## What this task involves
Could you repeat all of the entries exactly, leaving out any pictures?

Items listed in a dataset:
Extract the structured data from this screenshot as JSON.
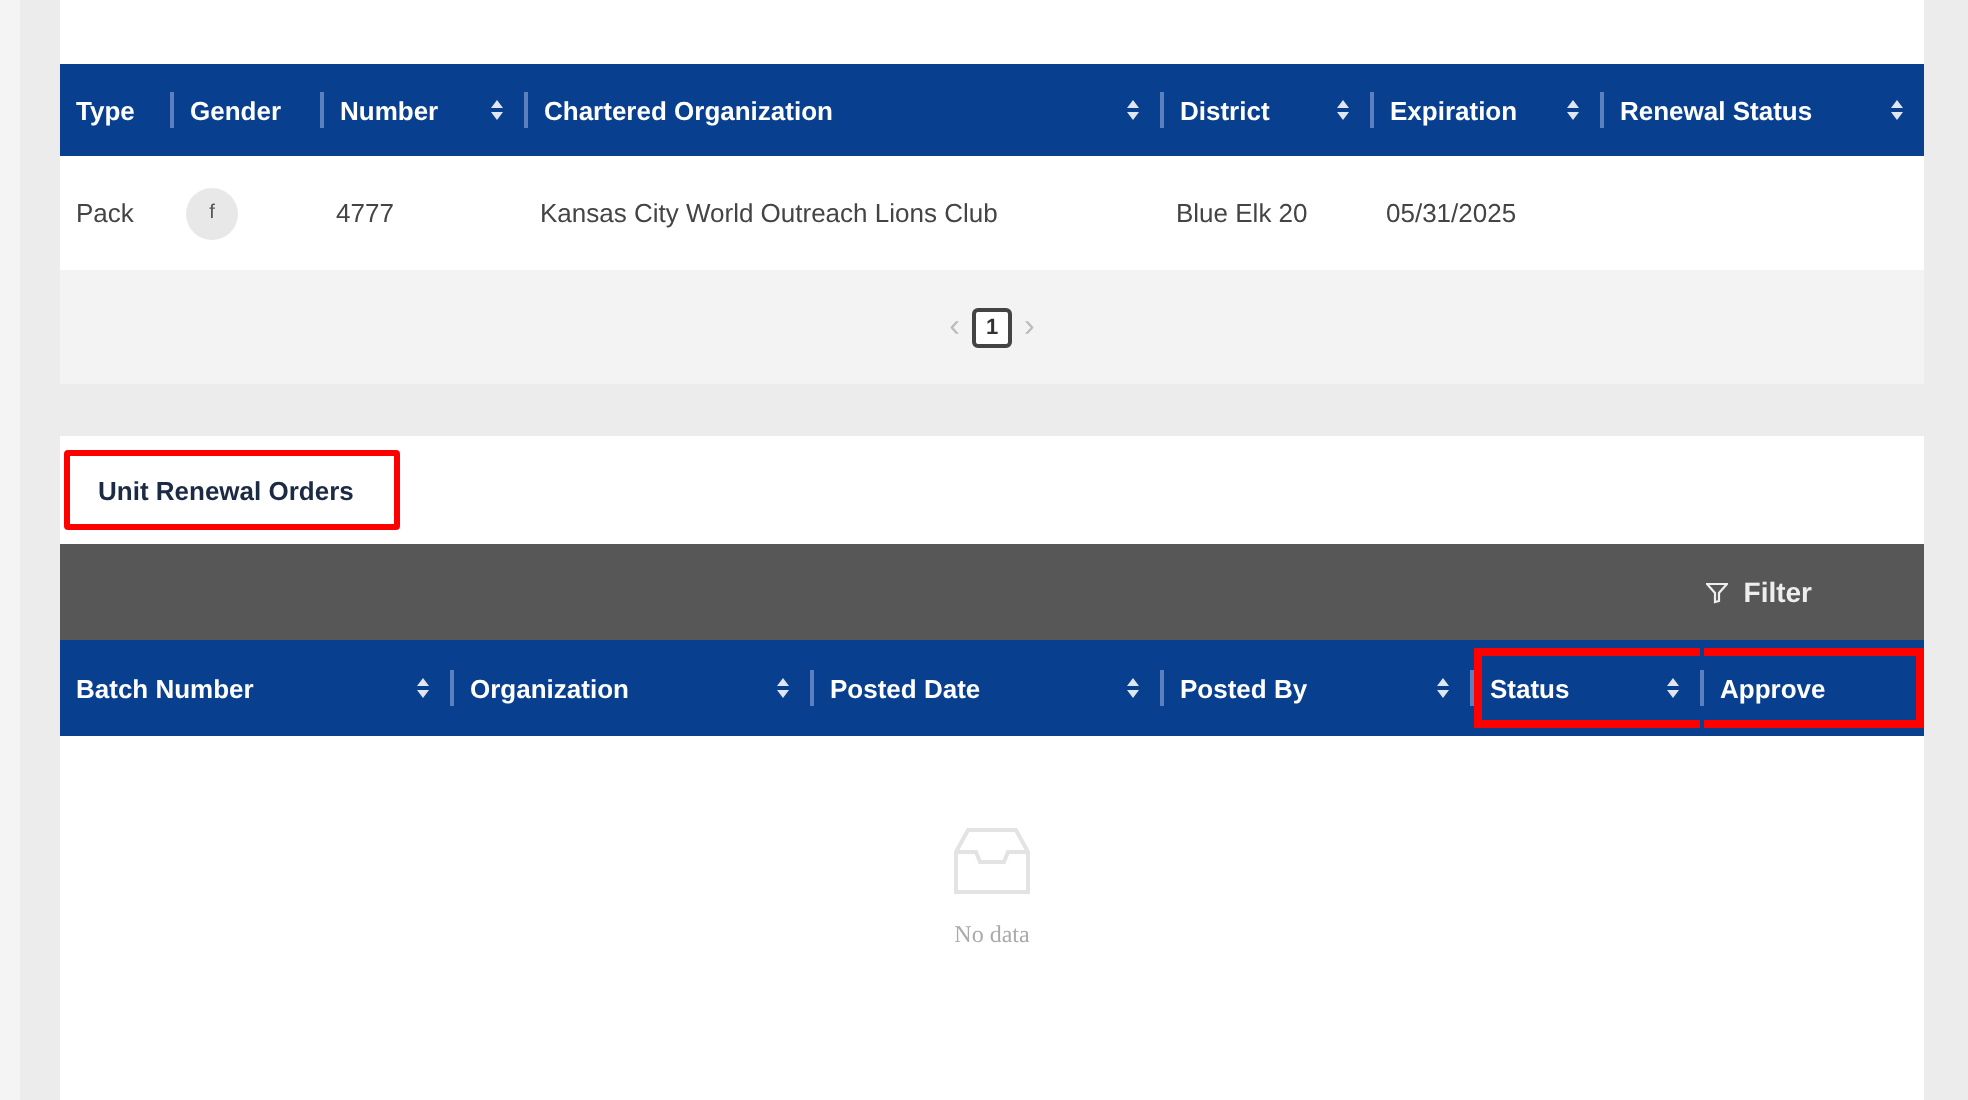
{
  "units_table": {
    "columns": [
      {
        "label": "Type",
        "sortable": false
      },
      {
        "label": "Gender",
        "sortable": false
      },
      {
        "label": "Number",
        "sortable": true
      },
      {
        "label": "Chartered Organization",
        "sortable": true
      },
      {
        "label": "District",
        "sortable": true
      },
      {
        "label": "Expiration",
        "sortable": true
      },
      {
        "label": "Renewal Status",
        "sortable": true
      }
    ],
    "rows": [
      {
        "type": "Pack",
        "gender": "f",
        "number": "4777",
        "chartered_organization": "Kansas City World Outreach Lions Club",
        "district": "Blue Elk 20",
        "expiration": "05/31/2025"
      }
    ],
    "pagination": {
      "previous": "‹",
      "pages": [
        {
          "label": "1",
          "selected": true
        }
      ],
      "next": "›"
    }
  },
  "renewal_orders": {
    "title": "Unit Renewal Orders",
    "title_highlighted": true,
    "filter": "Filter",
    "columns": [
      {
        "label": "Batch Number",
        "sortable": true,
        "highlighted": false
      },
      {
        "label": "Organization",
        "sortable": true,
        "highlighted": false
      },
      {
        "label": "Posted Date",
        "sortable": true,
        "highlighted": false
      },
      {
        "label": "Posted By",
        "sortable": true,
        "highlighted": false
      },
      {
        "label": "Status",
        "sortable": true,
        "highlighted": true
      },
      {
        "label": "Approve",
        "sortable": false,
        "highlighted": true
      }
    ],
    "empty_text": "No data"
  }
}
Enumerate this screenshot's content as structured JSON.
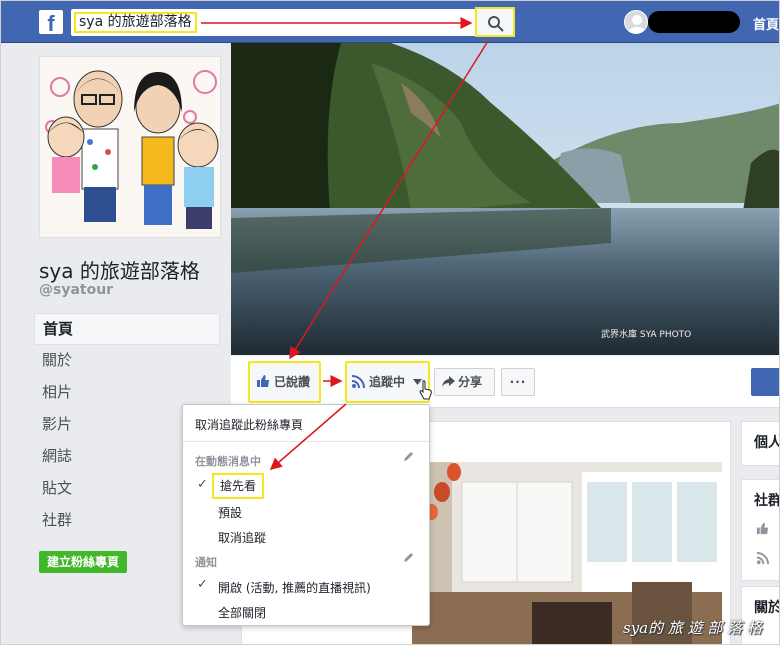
{
  "topbar": {
    "logo": "f",
    "search_value": "sya 的旅遊部落格",
    "home_label": "首頁"
  },
  "profile": {
    "name": "sya 的旅遊部落格",
    "handle": "@syatour"
  },
  "sidebar": {
    "items": [
      {
        "label": "首頁"
      },
      {
        "label": "關於"
      },
      {
        "label": "相片"
      },
      {
        "label": "影片"
      },
      {
        "label": "網誌"
      },
      {
        "label": "貼文"
      },
      {
        "label": "社群"
      }
    ],
    "create_page_label": "建立粉絲專頁"
  },
  "cover": {
    "watermark": "武界水庫    SYA PHOTO"
  },
  "actions": {
    "liked_label": "已說讚",
    "following_label": "追蹤中",
    "share_label": "分享",
    "more_label": "···"
  },
  "dropdown": {
    "unfollow_page": "取消追蹤此粉絲專頁",
    "in_feed_header": "在動態消息中",
    "see_first": "搶先看",
    "default": "預設",
    "unfollow": "取消追蹤",
    "notifications_header": "通知",
    "on_option": "開啟 (活動, 推薦的直播視訊)",
    "all_off": "全部關閉"
  },
  "right_rail": {
    "card1": "個人",
    "card2": "社群",
    "card3": "關於"
  },
  "signature": "sya的 旅 遊 部 落 格",
  "colors": {
    "fb_blue": "#4267b2",
    "highlight": "#f5e61d",
    "arrow": "#e0161d",
    "green": "#42b72a"
  }
}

## Your response
Extract the structured data from this screenshot as JSON.
{
  "units_table": {
    "columns": [
      {
        "label": "Type",
        "sortable": false
      },
      {
        "label": "Gender",
        "sortable": false
      },
      {
        "label": "Number",
        "sortable": true
      },
      {
        "label": "Chartered Organization",
        "sortable": true
      },
      {
        "label": "District",
        "sortable": true
      },
      {
        "label": "Expiration",
        "sortable": true
      },
      {
        "label": "Renewal Status",
        "sortable": true
      }
    ],
    "rows": [
      {
        "type": "Pack",
        "gender": "f",
        "number": "4777",
        "chartered_organization": "Kansas City World Outreach Lions Club",
        "district": "Blue Elk 20",
        "expiration": "05/31/2025"
      }
    ],
    "pagination": {
      "previous": "‹",
      "pages": [
        {
          "label": "1",
          "selected": true
        }
      ],
      "next": "›"
    }
  },
  "renewal_orders": {
    "title": "Unit Renewal Orders",
    "title_highlighted": true,
    "filter": "Filter",
    "columns": [
      {
        "label": "Batch Number",
        "sortable": true,
        "highlighted": false
      },
      {
        "label": "Organization",
        "sortable": true,
        "highlighted": false
      },
      {
        "label": "Posted Date",
        "sortable": true,
        "highlighted": false
      },
      {
        "label": "Posted By",
        "sortable": true,
        "highlighted": false
      },
      {
        "label": "Status",
        "sortable": true,
        "highlighted": true
      },
      {
        "label": "Approve",
        "sortable": false,
        "highlighted": true
      }
    ],
    "empty_text": "No data"
  }
}
Enumerate this screenshot's content as structured JSON.
{
  "topbar": {
    "logo": "f",
    "search_value": "sya 的旅遊部落格",
    "home_label": "首頁"
  },
  "profile": {
    "name": "sya 的旅遊部落格",
    "handle": "@syatour"
  },
  "sidebar": {
    "items": [
      {
        "label": "首頁"
      },
      {
        "label": "關於"
      },
      {
        "label": "相片"
      },
      {
        "label": "影片"
      },
      {
        "label": "網誌"
      },
      {
        "label": "貼文"
      },
      {
        "label": "社群"
      }
    ],
    "create_page_label": "建立粉絲專頁"
  },
  "cover": {
    "watermark": "武界水庫    SYA PHOTO"
  },
  "actions": {
    "liked_label": "已說讚",
    "following_label": "追蹤中",
    "share_label": "分享",
    "more_label": "···"
  },
  "dropdown": {
    "unfollow_page": "取消追蹤此粉絲專頁",
    "in_feed_header": "在動態消息中",
    "see_first": "搶先看",
    "default": "預設",
    "unfollow": "取消追蹤",
    "notifications_header": "通知",
    "on_option": "開啟 (活動, 推薦的直播視訊)",
    "all_off": "全部關閉"
  },
  "right_rail": {
    "card1": "個人",
    "card2": "社群",
    "card3": "關於"
  },
  "signature": "sya的 旅 遊 部 落 格",
  "colors": {
    "fb_blue": "#4267b2",
    "highlight": "#f5e61d",
    "arrow": "#e0161d",
    "green": "#42b72a"
  }
}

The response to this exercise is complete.